Dataset rows for apps and sites

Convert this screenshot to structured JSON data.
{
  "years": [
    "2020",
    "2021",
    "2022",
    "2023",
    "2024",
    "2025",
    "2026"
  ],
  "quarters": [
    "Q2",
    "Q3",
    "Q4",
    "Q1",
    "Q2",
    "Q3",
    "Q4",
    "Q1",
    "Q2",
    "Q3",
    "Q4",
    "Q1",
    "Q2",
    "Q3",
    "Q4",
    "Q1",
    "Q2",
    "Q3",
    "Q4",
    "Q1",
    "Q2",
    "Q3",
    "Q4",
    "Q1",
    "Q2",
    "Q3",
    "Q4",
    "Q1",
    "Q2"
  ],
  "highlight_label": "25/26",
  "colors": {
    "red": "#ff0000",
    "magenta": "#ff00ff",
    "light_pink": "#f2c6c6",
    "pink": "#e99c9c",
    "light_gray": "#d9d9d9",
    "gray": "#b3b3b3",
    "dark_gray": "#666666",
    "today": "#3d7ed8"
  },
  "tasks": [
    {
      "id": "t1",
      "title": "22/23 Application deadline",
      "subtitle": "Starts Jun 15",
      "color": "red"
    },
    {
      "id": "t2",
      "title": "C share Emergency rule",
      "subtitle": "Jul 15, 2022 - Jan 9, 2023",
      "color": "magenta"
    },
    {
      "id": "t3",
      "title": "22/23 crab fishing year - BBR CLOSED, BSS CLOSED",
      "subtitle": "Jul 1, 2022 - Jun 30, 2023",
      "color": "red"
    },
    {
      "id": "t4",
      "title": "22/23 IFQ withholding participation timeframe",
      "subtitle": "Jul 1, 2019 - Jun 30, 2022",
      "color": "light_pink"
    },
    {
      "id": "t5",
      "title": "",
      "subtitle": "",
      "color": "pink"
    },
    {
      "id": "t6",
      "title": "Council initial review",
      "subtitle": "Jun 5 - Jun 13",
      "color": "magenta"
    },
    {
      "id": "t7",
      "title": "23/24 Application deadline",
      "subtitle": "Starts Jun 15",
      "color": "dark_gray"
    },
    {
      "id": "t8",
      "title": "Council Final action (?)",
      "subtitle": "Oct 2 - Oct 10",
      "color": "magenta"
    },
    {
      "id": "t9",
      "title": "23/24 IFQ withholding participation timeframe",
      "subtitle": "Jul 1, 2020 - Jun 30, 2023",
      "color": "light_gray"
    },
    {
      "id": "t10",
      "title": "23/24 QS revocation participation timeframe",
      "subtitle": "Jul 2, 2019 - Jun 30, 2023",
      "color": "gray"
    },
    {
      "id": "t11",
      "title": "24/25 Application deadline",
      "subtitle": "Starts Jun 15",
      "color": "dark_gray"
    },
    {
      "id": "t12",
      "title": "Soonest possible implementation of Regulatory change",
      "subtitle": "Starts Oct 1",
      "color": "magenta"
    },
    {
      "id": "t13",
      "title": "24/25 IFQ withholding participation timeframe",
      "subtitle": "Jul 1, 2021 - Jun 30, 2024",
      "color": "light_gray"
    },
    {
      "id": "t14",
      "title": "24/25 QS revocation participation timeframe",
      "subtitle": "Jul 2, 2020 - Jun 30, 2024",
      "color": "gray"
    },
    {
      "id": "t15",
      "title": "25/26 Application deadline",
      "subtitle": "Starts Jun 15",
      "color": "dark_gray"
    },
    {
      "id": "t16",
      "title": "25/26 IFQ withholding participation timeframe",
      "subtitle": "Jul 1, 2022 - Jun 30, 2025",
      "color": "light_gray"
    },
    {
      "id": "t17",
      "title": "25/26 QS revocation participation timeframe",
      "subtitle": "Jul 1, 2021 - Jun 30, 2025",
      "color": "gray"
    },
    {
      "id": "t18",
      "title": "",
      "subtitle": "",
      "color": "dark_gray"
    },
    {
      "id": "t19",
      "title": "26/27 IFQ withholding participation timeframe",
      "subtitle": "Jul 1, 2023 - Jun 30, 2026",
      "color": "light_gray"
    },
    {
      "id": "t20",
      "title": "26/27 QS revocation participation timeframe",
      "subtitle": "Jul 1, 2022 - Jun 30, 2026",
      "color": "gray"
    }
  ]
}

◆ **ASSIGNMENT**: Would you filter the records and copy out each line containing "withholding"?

◆ **TASK ANSWER**:
      "title": "22/23 IFQ withholding participation timeframe",
      "title": "23/24 IFQ withholding participation timeframe",
      "title": "24/25 IFQ withholding participation timeframe",
      "title": "25/26 IFQ withholding participation timeframe",
      "title": "26/27 IFQ withholding participation timeframe",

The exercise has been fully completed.